**Records from a data source:**
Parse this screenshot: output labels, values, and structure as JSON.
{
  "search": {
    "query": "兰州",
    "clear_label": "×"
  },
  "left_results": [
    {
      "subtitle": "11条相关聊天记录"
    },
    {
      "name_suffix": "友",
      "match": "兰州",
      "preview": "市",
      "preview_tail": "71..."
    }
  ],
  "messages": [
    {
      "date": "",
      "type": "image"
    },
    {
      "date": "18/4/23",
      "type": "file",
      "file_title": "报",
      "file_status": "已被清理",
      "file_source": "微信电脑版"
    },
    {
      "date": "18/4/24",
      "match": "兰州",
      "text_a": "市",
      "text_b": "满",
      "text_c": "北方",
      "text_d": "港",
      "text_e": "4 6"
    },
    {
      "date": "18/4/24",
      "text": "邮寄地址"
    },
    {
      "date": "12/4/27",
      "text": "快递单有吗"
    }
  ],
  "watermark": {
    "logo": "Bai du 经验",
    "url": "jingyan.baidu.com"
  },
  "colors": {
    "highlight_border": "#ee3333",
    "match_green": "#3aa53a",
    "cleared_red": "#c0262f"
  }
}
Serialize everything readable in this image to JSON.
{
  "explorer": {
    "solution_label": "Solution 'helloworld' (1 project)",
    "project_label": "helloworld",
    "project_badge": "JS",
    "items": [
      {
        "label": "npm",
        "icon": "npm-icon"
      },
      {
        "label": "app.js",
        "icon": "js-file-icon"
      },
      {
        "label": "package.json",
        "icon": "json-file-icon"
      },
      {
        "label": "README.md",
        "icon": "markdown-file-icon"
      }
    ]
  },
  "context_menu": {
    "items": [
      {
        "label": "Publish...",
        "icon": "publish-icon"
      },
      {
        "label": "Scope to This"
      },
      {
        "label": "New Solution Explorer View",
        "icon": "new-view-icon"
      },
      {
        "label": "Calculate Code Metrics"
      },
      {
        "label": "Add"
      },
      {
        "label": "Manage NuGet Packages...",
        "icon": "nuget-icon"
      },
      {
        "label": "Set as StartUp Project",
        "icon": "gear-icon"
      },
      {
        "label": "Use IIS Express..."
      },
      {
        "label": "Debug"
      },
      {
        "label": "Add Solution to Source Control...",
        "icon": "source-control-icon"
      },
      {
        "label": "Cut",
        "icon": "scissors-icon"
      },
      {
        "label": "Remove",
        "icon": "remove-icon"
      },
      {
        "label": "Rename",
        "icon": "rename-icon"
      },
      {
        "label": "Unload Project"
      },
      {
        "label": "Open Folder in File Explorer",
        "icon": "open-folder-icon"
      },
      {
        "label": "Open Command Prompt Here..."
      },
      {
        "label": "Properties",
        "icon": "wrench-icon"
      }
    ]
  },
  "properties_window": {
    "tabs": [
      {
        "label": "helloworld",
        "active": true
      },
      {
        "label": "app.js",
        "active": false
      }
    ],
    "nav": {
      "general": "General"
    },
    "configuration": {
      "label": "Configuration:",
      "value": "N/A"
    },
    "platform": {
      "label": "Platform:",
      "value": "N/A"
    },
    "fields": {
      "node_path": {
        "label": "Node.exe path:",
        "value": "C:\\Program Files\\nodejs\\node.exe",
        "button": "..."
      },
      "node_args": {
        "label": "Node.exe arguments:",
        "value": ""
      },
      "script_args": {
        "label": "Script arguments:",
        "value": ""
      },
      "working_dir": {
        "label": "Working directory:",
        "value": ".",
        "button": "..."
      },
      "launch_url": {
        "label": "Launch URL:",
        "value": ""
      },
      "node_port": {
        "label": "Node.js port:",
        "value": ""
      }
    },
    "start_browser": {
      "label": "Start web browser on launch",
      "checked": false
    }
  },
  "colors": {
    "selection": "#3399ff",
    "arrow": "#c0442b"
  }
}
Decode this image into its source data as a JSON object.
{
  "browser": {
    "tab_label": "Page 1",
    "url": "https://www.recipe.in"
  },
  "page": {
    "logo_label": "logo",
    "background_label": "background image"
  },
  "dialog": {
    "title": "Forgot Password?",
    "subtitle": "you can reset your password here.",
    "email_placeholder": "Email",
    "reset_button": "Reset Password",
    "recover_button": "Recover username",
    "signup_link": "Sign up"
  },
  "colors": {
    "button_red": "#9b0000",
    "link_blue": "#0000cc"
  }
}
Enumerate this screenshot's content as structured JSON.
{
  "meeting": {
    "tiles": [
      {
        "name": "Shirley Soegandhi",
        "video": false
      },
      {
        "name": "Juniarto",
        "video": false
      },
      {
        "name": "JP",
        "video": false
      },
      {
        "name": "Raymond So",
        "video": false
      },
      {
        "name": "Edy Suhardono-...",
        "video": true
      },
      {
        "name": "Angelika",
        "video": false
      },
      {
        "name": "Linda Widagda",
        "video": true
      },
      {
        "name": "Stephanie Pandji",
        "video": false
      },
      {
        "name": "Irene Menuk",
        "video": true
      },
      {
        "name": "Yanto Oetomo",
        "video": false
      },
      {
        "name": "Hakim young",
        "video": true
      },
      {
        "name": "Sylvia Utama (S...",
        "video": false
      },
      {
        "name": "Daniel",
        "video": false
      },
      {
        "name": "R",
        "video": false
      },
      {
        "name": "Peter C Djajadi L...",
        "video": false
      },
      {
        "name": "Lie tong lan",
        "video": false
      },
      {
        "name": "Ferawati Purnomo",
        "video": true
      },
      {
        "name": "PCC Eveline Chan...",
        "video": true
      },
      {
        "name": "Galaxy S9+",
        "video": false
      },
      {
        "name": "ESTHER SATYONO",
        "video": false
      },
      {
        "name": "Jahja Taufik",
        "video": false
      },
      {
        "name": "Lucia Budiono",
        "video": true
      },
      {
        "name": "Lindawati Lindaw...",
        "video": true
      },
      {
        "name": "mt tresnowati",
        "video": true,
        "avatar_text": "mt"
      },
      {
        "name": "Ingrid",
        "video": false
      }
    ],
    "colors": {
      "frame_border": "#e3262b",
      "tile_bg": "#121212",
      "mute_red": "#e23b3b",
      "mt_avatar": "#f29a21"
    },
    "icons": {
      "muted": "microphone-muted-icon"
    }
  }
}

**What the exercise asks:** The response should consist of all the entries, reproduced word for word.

**Answer space:**
Parse this screenshot: output labels, values, and structure as JSON.
{
  "search": {
    "query": "兰州",
    "clear_label": "×"
  },
  "left_results": [
    {
      "subtitle": "11条相关聊天记录"
    },
    {
      "name_suffix": "友",
      "match": "兰州",
      "preview": "市",
      "preview_tail": "71..."
    }
  ],
  "messages": [
    {
      "date": "",
      "type": "image"
    },
    {
      "date": "18/4/23",
      "type": "file",
      "file_title": "报",
      "file_status": "已被清理",
      "file_source": "微信电脑版"
    },
    {
      "date": "18/4/24",
      "match": "兰州",
      "text_a": "市",
      "text_b": "满",
      "text_c": "北方",
      "text_d": "港",
      "text_e": "4 6"
    },
    {
      "date": "18/4/24",
      "text": "邮寄地址"
    },
    {
      "date": "12/4/27",
      "text": "快递单有吗"
    }
  ],
  "watermark": {
    "logo": "Bai du 经验",
    "url": "jingyan.baidu.com"
  },
  "colors": {
    "highlight_border": "#ee3333",
    "match_green": "#3aa53a",
    "cleared_red": "#c0262f"
  }
}
Serialize everything readable in this image to JSON.
{
  "explorer": {
    "solution_label": "Solution 'helloworld' (1 project)",
    "project_label": "helloworld",
    "project_badge": "JS",
    "items": [
      {
        "label": "npm",
        "icon": "npm-icon"
      },
      {
        "label": "app.js",
        "icon": "js-file-icon"
      },
      {
        "label": "package.json",
        "icon": "json-file-icon"
      },
      {
        "label": "README.md",
        "icon": "markdown-file-icon"
      }
    ]
  },
  "context_menu": {
    "items": [
      {
        "label": "Publish...",
        "icon": "publish-icon"
      },
      {
        "label": "Scope to This"
      },
      {
        "label": "New Solution Explorer View",
        "icon": "new-view-icon"
      },
      {
        "label": "Calculate Code Metrics"
      },
      {
        "label": "Add"
      },
      {
        "label": "Manage NuGet Packages...",
        "icon": "nuget-icon"
      },
      {
        "label": "Set as StartUp Project",
        "icon": "gear-icon"
      },
      {
        "label": "Use IIS Express..."
      },
      {
        "label": "Debug"
      },
      {
        "label": "Add Solution to Source Control...",
        "icon": "source-control-icon"
      },
      {
        "label": "Cut",
        "icon": "scissors-icon"
      },
      {
        "label": "Remove",
        "icon": "remove-icon"
      },
      {
        "label": "Rename",
        "icon": "rename-icon"
      },
      {
        "label": "Unload Project"
      },
      {
        "label": "Open Folder in File Explorer",
        "icon": "open-folder-icon"
      },
      {
        "label": "Open Command Prompt Here..."
      },
      {
        "label": "Properties",
        "icon": "wrench-icon"
      }
    ]
  },
  "properties_window": {
    "tabs": [
      {
        "label": "helloworld",
        "active": true
      },
      {
        "label": "app.js",
        "active": false
      }
    ],
    "nav": {
      "general": "General"
    },
    "configuration": {
      "label": "Configuration:",
      "value": "N/A"
    },
    "platform": {
      "label": "Platform:",
      "value": "N/A"
    },
    "fields": {
      "node_path": {
        "label": "Node.exe path:",
        "value": "C:\\Program Files\\nodejs\\node.exe",
        "button": "..."
      },
      "node_args": {
        "label": "Node.exe arguments:",
        "value": ""
      },
      "script_args": {
        "label": "Script arguments:",
        "value": ""
      },
      "working_dir": {
        "label": "Working directory:",
        "value": ".",
        "button": "..."
      },
      "launch_url": {
        "label": "Launch URL:",
        "value": ""
      },
      "node_port": {
        "label": "Node.js port:",
        "value": ""
      }
    },
    "start_browser": {
      "label": "Start web browser on launch",
      "checked": false
    }
  },
  "colors": {
    "selection": "#3399ff",
    "arrow": "#c0442b"
  }
}
Decode this image into its source data as a JSON object.
{
  "browser": {
    "tab_label": "Page 1",
    "url": "https://www.recipe.in"
  },
  "page": {
    "logo_label": "logo",
    "background_label": "background image"
  },
  "dialog": {
    "title": "Forgot Password?",
    "subtitle": "you can reset your password here.",
    "email_placeholder": "Email",
    "reset_button": "Reset Password",
    "recover_button": "Recover username",
    "signup_link": "Sign up"
  },
  "colors": {
    "button_red": "#9b0000",
    "link_blue": "#0000cc"
  }
}
Enumerate this screenshot's content as structured JSON.
{
  "meeting": {
    "tiles": [
      {
        "name": "Shirley Soegandhi",
        "video": false
      },
      {
        "name": "Juniarto",
        "video": false
      },
      {
        "name": "JP",
        "video": false
      },
      {
        "name": "Raymond So",
        "video": false
      },
      {
        "name": "Edy Suhardono-...",
        "video": true
      },
      {
        "name": "Angelika",
        "video": false
      },
      {
        "name": "Linda Widagda",
        "video": true
      },
      {
        "name": "Stephanie Pandji",
        "video": false
      },
      {
        "name": "Irene Menuk",
        "video": true
      },
      {
        "name": "Yanto Oetomo",
        "video": false
      },
      {
        "name": "Hakim young",
        "video": true
      },
      {
        "name": "Sylvia Utama (S...",
        "video": false
      },
      {
        "name": "Daniel",
        "video": false
      },
      {
        "name": "R",
        "video": false
      },
      {
        "name": "Peter C Djajadi L...",
        "video": false
      },
      {
        "name": "Lie tong lan",
        "video": false
      },
      {
        "name": "Ferawati Purnomo",
        "video": true
      },
      {
        "name": "PCC Eveline Chan...",
        "video": true
      },
      {
        "name": "Galaxy S9+",
        "video": false
      },
      {
        "name": "ESTHER SATYONO",
        "video": false
      },
      {
        "name": "Jahja Taufik",
        "video": false
      },
      {
        "name": "Lucia Budiono",
        "video": true
      },
      {
        "name": "Lindawati Lindaw...",
        "video": true
      },
      {
        "name": "mt tresnowati",
        "video": true,
        "avatar_text": "mt"
      },
      {
        "name": "Ingrid",
        "video": false
      }
    ],
    "colors": {
      "frame_border": "#e3262b",
      "tile_bg": "#121212",
      "mute_red": "#e23b3b",
      "mt_avatar": "#f29a21"
    },
    "icons": {
      "muted": "microphone-muted-icon"
    }
  }
}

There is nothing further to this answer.